There are few parts of our health service that have been hit as badly by the pandemic as dentistry. Donald explained that over four million appointments have been lost in Scotland since March 2020 and this colossal backlog only continues to grow.
NHS dental services are facing a double whammy of increased demand while supply of dentistry remains limited for the foreseeable future. This is because the disruption to ongoing care, the suspension of public health programmes such as ChildSmile, and changes in lifestyle and dietary habits during lockdown are likely to significantly increase the need for dental treatment.
Dental teams are doing all they can, but patients are getting increasingly frustrated and angry about the lack of access to dental care which adds to the stress and pressure on already hard-pressed staff.

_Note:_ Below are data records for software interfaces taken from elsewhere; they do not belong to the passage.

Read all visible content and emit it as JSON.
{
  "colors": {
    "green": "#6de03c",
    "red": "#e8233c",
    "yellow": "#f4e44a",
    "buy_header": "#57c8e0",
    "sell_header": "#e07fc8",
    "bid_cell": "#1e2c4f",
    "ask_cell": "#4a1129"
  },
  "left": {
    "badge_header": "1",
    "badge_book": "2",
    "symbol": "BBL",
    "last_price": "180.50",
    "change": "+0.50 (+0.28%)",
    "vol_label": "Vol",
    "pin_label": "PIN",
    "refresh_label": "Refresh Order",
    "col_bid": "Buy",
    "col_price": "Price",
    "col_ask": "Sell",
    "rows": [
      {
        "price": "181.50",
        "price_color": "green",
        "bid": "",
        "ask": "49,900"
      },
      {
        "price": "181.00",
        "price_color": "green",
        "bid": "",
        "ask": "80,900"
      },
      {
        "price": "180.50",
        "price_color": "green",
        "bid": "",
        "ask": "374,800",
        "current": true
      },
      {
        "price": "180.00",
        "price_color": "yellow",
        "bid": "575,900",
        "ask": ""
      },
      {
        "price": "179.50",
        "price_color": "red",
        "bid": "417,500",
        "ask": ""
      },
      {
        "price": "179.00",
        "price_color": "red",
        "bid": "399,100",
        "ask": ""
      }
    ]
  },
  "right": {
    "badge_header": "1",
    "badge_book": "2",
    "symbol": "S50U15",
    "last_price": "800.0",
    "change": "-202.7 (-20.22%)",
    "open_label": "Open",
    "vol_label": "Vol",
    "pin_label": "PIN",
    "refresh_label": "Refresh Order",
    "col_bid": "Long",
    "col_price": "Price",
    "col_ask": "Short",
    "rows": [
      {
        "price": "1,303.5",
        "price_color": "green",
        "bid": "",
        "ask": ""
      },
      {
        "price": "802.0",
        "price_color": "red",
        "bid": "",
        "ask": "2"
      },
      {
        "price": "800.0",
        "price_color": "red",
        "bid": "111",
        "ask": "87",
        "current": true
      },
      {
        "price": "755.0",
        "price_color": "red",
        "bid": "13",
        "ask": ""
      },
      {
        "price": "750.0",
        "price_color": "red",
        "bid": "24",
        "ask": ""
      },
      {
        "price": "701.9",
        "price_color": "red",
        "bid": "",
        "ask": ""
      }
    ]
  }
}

Donald called for meaningful and timely communication from the Government, both in terms of speaking to the profession and explaining to the general public that we’re still far from “business as usual”.
The Scottish Government has pledged to rollout free NHS dental care across Scotland in the lifetime of this Parliament, but they have yet to detail whether the appropriate human and financial resources will be put in place to meet the likely increase in demand. Donald stressed that dentists found out about the roll-out of free dentistry to 18-25-year-olds with just a day’s notice, and called on the Government to improve their engagement with the profession going forward.
The huge backlog across primary and secondary dental care will also have a knock-on effect on oral health inequalities as well as early detection and survival rates of oral cancer.
Donald stressed that dentistry and oral health were all too often overlooked in broader debates about health and the NHS, saying colleagues often felt “like the Cinderella service”. This is despite the huge impact oral health has on wider health outcomes and life chances, and the important role we play not just in treating teeth and gums, but also preventing poor health more widely and early diagnosis of conditions such as oral cancer. “We work really hard for our patients and do all we can, but ultimately the perfect storm of there not being enough of sustainable future funding, and a model that we can work to means we will lose dentists from the NHS hand over fist in the future” he warned.
Following Donald’s oral evidence, we have also submitted a written case for dentistry to be included as one of the Committee’s priorities in this session of Parliament. We continue to work with MSPs and the Scottish Government to shine a light on and seek solutions to the problems facing our members and their patients, and push for progress on the five-point plan set out in our recent manifesto.